by Ryan Jespersen — April 28, 2014
Recently, I attended the funeral of a good friend and former church member who had a great impact on my life and on the life of his church. When I met Gene Willard, he was about 80-years-old and had been at the church I was becoming pastor of for over 50 years. He had a close relationship with several of the pastors and that would also prove to be true with me.
Gene had his opinion on things like music, how we did church and other things. He was never afraid to share that opinion. Gene, along with a few others, also had the ear of the church. He served on the leadership team and had influence that really went throughout the entire body. When I arrived at Grace Temple, the church had been declining for years, but because of some unusual financial circumstances, they were easily keeping the doors open. Yet we knew that something had to change if the church was going to survive and reach the community around it.

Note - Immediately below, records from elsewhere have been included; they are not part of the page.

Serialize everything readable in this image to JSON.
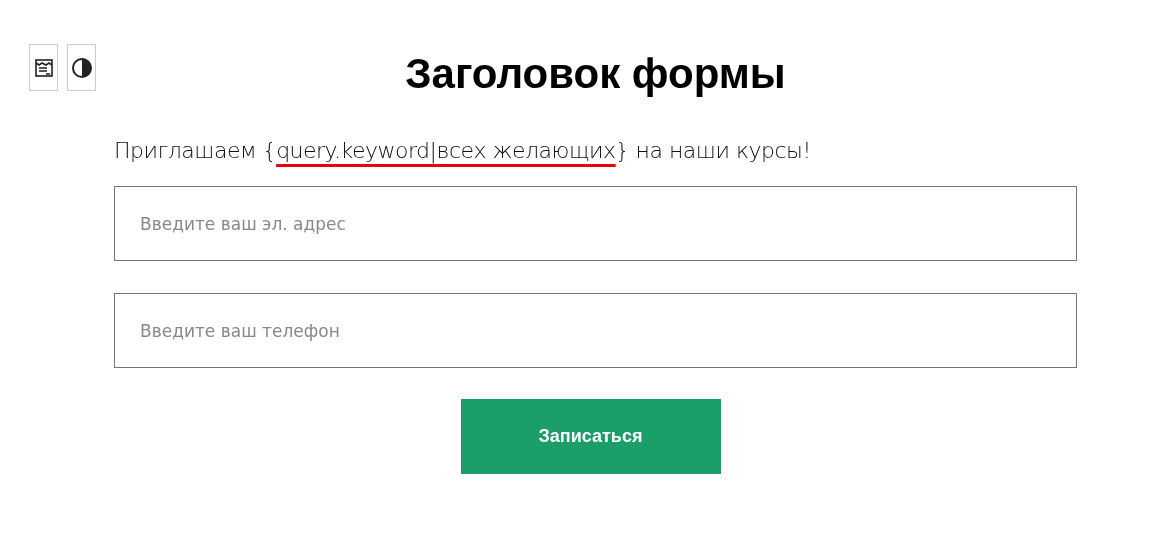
{
  "toolbar": [
    {
      "kind": "layout"
    },
    {
      "kind": "contrast"
    }
  ],
  "form": {
    "title": "Заголовок формы",
    "intro": {
      "before": "Приглашаем {",
      "highlight": "query.keyword|всех желающих",
      "after": "} на наши курсы!"
    },
    "fields": [
      {
        "placeholder": "Введите ваш эл. адрес"
      },
      {
        "placeholder": "Введите ваш телефон"
      }
    ],
    "submit": "Записаться"
  }
}
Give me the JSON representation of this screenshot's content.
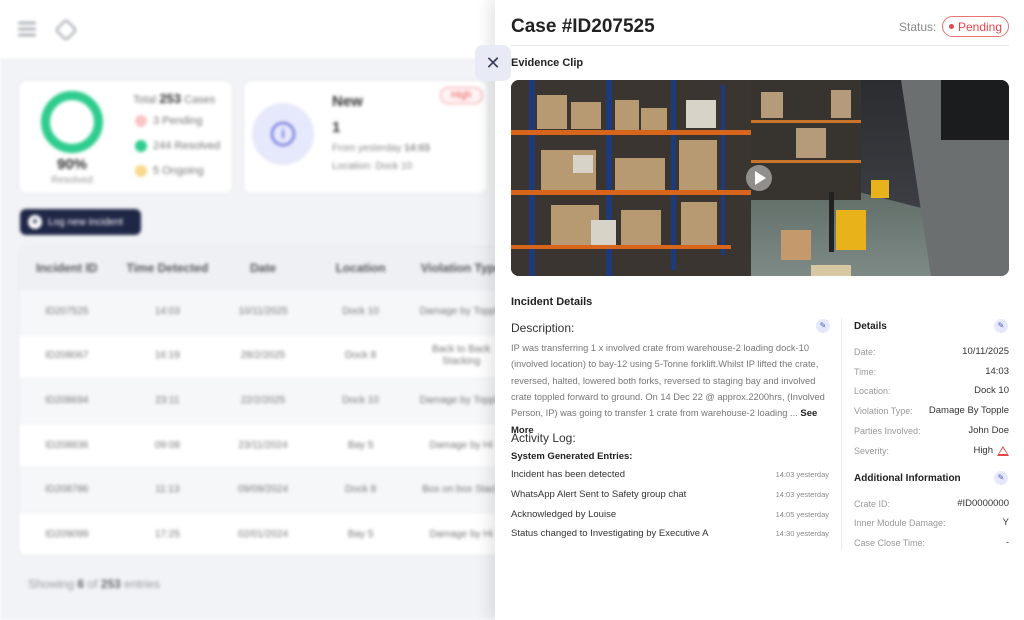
{
  "background": {
    "summary": {
      "percent": "90%",
      "percent_label": "Resolved",
      "total_label": "Total",
      "total_value": "253",
      "total_unit": "Cases",
      "pending": "3 Pending",
      "resolved": "244 Resolved",
      "ongoing": "5 Ongoing"
    },
    "new_card": {
      "title": "New",
      "count": "1",
      "from_label": "From yesterday",
      "from_time": "14:03",
      "location": "Location: Dock 10",
      "severity": "High"
    },
    "log_button_label": "Log new incident",
    "table": {
      "headers": [
        "Incident ID",
        "Time Detected",
        "Date",
        "Location",
        "Violation Type"
      ],
      "rows": [
        [
          "ID207525",
          "14:03",
          "10/11/2025",
          "Dock 10",
          "Damage by Topple"
        ],
        [
          "ID208067",
          "16:19",
          "28/2/2025",
          "Dock 8",
          "Back to Back Stacking"
        ],
        [
          "ID208694",
          "23:11",
          "22/2/2025",
          "Dock 10",
          "Damage by Topple"
        ],
        [
          "ID208836",
          "09:08",
          "23/11/2024",
          "Bay 5",
          "Damage by Hi"
        ],
        [
          "ID208786",
          "11:13",
          "09/09/2024",
          "Dock 8",
          "Box on box Stack"
        ],
        [
          "ID209099",
          "17:25",
          "02/01/2024",
          "Bay 5",
          "Damage by Hi"
        ]
      ]
    },
    "showing": {
      "prefix": "Showing",
      "count": "6",
      "of": "of",
      "total": "253",
      "suffix": "entries"
    }
  },
  "panel": {
    "case_title": "Case #ID207525",
    "status_label": "Status:",
    "status_value": "Pending",
    "status_color": "#e04848",
    "close_symbol": "✕",
    "evidence_heading": "Evidence Clip",
    "incident_heading": "Incident Details",
    "description_label": "Description:",
    "description_text": "IP was transferring 1 x involved crate from warehouse-2 loading dock-10 (involved location) to bay-12 using 5-Tonne forklift.Whilst IP lifted the crate, reversed, halted, lowered both forks, reversed to staging bay and involved crate toppled forward to ground. On 14 Dec 22 @ approx.2200hrs, (Involved Person, IP) was going to transfer 1 crate from warehouse-2 loading ...",
    "see_more": "See More",
    "activity_label": "Activity  Log:",
    "system_generated": "System Generated Entries:",
    "log": [
      {
        "text": "Incident has been detected",
        "time": "14:03 yesterday"
      },
      {
        "text": "WhatsApp Alert Sent to Safety group chat",
        "time": "14:03 yesterday"
      },
      {
        "text": "Acknowledged by Louise",
        "time": "14:05 yesterday"
      },
      {
        "text": "Status changed to Investigating by Executive A",
        "time": "14:30 yesterday"
      }
    ],
    "details_heading": "Details",
    "details": [
      {
        "k": "Date:",
        "v": "10/11/2025"
      },
      {
        "k": "Time:",
        "v": "14:03"
      },
      {
        "k": "Location:",
        "v": "Dock 10"
      },
      {
        "k": "Violation Type:",
        "v": "Damage By Topple"
      },
      {
        "k": "Parties Involved:",
        "v": "John Doe"
      },
      {
        "k": "Severity:",
        "v": "High"
      }
    ],
    "additional_heading": "Additional Information",
    "additional": [
      {
        "k": "Crate ID:",
        "v": "#ID0000000"
      },
      {
        "k": "Inner Module Damage:",
        "v": "Y"
      },
      {
        "k": "Case Close Time:",
        "v": "-"
      }
    ],
    "edit_symbol": "✎",
    "icons": [
      "close-icon",
      "edit-icon",
      "play-icon",
      "warning-icon",
      "menu-icon",
      "cube-icon",
      "info-icon"
    ]
  }
}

In the years I was there, the church made some major shifts in the way it was doing ministry in the community and is now a growing vibrant body of believers which reflects its community. Gene Willard and a few others could have stopped the changes from happening, but they didn’t; instead, they led us into a new future. Gene not only allowed for those changes, but he also helped by leading “stuffing” parties for our coffee mug gifts to the community, faithfully praying daily for the church, and even as he was able to, visiting in the community.
As Gene was laid to rest, I could not help but think of what his legacy is. Because of his leadership at Grace Temple, brother Gene will one day welcome people to heaven whom he has never met, because he was willing to accept and welcome the changes necessary to reach a changing community. Some of you reading this very well may be leaders in your local body, or perhaps you are the one who everyone is looking to. You could decide to resist change, but ask yourself this question, “What will your legacy be?”
For more information about church transition, please contact Ryan Jespersen, Director of Urban Missions at the Baptist General Convention of Texas at (214) 828-5278 or at: email@example.com.